DATA TO PROCESS
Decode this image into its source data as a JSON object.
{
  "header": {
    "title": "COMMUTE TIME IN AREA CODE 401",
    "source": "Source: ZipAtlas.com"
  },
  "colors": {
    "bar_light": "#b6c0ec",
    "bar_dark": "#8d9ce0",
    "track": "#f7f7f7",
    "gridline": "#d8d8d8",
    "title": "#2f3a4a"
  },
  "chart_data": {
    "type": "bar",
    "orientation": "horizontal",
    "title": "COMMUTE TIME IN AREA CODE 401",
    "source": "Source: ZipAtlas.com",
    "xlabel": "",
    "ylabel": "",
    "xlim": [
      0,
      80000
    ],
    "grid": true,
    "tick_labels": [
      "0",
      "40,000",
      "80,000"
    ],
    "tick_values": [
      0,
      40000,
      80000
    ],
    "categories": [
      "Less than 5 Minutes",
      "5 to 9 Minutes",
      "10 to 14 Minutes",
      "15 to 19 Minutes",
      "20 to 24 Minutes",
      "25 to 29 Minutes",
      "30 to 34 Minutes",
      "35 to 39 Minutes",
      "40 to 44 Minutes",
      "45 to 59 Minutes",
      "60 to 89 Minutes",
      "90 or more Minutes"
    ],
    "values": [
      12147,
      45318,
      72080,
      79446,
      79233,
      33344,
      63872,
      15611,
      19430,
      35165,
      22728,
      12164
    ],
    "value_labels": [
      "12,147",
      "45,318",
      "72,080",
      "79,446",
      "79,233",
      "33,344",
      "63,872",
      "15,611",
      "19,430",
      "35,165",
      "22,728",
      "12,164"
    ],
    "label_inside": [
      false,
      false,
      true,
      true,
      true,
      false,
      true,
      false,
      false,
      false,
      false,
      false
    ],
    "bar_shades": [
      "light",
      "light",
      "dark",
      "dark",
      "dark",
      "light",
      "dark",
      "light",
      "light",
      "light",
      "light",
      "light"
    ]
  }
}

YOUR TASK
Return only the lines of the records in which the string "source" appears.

EXPECTED ANSWER
Decode this image into its source data as a JSON object.
    "source": "Source: ZipAtlas.com"
    "source": "Source: ZipAtlas.com",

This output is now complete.